• **WHAT IS NEEDED**
Which lines of the records below contain the word "text"? Report each of them in full.

DATASET RECORDS below:

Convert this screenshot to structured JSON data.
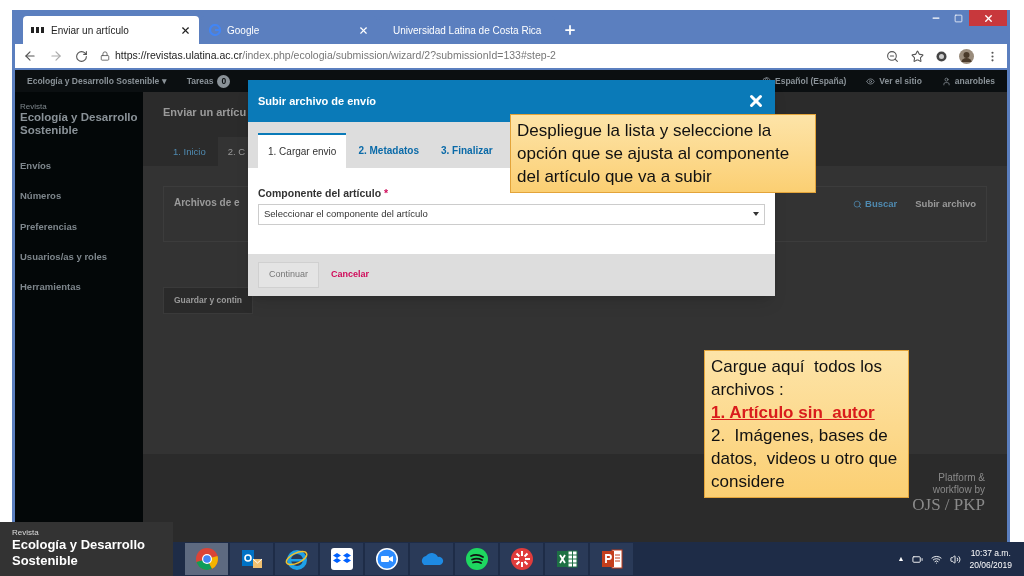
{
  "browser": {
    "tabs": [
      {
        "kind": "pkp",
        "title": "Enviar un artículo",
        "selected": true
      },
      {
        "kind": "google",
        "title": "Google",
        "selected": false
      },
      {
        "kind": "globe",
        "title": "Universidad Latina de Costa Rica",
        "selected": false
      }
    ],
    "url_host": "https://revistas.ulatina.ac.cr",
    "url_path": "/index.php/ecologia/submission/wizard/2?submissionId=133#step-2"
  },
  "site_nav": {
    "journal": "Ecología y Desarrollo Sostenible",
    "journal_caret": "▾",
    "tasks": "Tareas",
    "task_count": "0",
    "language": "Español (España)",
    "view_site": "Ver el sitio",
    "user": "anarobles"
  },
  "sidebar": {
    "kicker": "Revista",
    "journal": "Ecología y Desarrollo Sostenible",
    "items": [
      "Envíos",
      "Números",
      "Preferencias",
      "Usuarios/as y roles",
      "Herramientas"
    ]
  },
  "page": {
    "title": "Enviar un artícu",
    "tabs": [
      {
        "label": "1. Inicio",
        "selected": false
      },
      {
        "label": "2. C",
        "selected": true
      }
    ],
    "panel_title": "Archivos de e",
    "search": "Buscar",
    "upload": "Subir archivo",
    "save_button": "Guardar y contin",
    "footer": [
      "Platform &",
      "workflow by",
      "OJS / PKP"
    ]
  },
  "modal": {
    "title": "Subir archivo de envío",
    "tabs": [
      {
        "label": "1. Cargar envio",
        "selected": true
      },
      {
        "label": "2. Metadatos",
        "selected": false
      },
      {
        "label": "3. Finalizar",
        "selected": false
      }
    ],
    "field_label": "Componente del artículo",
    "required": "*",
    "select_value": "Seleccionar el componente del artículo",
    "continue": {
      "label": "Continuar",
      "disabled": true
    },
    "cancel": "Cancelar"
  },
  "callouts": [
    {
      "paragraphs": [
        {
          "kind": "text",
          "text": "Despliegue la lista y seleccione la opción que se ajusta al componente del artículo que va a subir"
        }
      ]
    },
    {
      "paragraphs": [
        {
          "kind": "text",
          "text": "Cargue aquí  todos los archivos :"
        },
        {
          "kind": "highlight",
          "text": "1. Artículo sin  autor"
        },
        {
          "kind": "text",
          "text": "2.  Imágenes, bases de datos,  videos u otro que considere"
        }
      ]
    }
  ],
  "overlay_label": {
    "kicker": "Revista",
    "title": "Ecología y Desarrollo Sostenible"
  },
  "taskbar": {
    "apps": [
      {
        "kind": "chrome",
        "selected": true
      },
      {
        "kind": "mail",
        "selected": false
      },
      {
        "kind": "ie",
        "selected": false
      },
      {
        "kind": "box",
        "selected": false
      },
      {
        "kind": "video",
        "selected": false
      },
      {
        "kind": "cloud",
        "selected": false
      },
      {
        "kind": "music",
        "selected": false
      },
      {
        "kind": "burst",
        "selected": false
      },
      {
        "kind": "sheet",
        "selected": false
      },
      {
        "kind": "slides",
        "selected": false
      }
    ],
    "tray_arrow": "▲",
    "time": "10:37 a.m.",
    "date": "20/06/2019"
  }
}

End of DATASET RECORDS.

• **SOLUTION TO THE PROBLEM**
          "kind": "text",
          "text": "Despliegue la lista y seleccione la opción que se ajusta al componente del artículo que va a subir"
          "kind": "text",
          "text": "Cargue aquí  todos los archivos :"
          "text": "1. Artículo sin  autor"
          "kind": "text",
          "text": "2.  Imágenes, bases de datos,  videos u otro que considere"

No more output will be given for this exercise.